Timo also made a considerable difference at Gousto by bringing data and data science into the business at an early stage. This alone has driven a vast number of the decisions, on how they grow, how they source, and the way their highly automated warehouse operates.
If you had to pick a new sector to explore which would potentially fit your investment strategy, what would it be?
We are making a big push into digital health at the moment. This is an area we have invested into in the past, but has never been a real focus for us. Last year we hired two former doctors, Tom Moon and Dele Akinyemi, who are leading our effort here. I genuinely believe the combination of better ways of understanding and processing information, such as ML and AI, and how the technology is being deployed in hospitals and care, will unlock tremendous advances in health outcomes and the efficiency of the systems, here with the NHS and globally. For example, by offering patients the correct treatment pathways, predicting health outcomes more accurately, and creating new methods of diagnosis which can catch problems earlier or in much more widely-accessible ways.

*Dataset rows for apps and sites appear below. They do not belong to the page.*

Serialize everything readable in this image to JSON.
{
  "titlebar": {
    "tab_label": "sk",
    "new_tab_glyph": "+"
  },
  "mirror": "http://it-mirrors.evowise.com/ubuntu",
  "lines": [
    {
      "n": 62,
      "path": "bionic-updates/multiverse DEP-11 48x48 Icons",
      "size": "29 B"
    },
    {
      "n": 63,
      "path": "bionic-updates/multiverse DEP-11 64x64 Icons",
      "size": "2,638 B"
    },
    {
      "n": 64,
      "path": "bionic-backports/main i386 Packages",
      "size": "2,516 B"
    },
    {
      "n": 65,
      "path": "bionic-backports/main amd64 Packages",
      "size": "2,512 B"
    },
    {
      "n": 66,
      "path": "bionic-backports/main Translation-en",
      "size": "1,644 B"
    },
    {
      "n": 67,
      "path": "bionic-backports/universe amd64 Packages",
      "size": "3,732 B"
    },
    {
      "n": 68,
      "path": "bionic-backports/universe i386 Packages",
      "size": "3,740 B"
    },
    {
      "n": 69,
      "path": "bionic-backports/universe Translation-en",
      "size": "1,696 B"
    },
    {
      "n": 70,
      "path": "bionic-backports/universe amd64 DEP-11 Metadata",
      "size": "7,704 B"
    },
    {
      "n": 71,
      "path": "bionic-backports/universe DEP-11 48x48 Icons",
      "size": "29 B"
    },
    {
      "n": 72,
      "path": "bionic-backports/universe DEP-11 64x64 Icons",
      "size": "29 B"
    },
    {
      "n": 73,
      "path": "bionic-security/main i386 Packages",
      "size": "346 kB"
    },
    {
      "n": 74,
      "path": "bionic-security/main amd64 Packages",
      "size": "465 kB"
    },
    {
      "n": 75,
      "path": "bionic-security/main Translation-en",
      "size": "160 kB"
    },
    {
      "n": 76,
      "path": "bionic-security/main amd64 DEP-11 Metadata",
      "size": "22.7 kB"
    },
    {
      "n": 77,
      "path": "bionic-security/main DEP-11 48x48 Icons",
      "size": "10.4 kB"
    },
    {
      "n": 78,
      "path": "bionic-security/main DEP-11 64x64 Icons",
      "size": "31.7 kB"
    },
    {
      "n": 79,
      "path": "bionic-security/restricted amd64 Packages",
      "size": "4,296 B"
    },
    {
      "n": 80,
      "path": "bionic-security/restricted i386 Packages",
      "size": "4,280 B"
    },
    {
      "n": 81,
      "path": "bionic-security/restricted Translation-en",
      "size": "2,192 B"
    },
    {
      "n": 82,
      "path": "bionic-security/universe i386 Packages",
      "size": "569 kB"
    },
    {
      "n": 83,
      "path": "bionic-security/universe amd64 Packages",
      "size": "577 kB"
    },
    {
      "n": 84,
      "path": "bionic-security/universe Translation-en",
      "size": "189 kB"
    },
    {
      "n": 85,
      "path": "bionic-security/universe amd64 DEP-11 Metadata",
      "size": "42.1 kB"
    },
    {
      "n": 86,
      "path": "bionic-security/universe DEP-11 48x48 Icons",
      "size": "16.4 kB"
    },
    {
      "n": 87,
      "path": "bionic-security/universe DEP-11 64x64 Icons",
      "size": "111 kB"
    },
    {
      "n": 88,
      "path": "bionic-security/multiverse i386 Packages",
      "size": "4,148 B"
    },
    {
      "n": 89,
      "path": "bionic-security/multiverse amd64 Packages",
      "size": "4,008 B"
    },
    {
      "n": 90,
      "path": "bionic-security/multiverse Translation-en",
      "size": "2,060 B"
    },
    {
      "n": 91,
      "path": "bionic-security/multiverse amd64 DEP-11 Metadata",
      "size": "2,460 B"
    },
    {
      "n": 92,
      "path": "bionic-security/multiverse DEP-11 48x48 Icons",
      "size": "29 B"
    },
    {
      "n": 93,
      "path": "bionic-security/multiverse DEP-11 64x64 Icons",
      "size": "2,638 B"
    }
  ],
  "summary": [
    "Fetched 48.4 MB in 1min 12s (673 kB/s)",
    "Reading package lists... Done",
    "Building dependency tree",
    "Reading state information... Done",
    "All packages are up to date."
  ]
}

Dr. Tom Moon has published a series of articles focused on digital health. You can find out about why we decided to invest in the future of healthcare and discover insights into areas such as AI Radiology, from his latest publications.
What one piece of advice would you give someone starting a company?
My advice for early-stage founders is to define from the very beginning what your customer proposition is and who your ideal customer will be. Then challenge, test and iterate this relentlessly. Many founders get caught up in the excitement of growing the team and and talking to investors- and of course we love it when entrepreneurs come and talk to us. However, focus on their value proposition must come first, and customers will be the ultimate judge of that value.
How did your journey as an investor begin?
I started as a strategy consultant, working mainly with tech and media start-ups. One of the things which frustrated me was the slowness in which things were moving. I wanted to be able to work with companies and entrepreneurs, in a space where you have a conversation one day, and the following week, decisions are made. I spent about a year networking, meeting VCs, entrepreneurs and angel investors and finally found a great opportunity at MMC. That was eight years ago!
What small change has made a big difference in your life?
I used to sleep with my phone on my bedside table. My partner and I have recently been trying to create a habit of placing the phone across the room, face down, on silent. This small change has improved the quality of our sleep and helped us become a lot more mindful when we go to bed. However, I must confess we’re still breaking that rule a lot!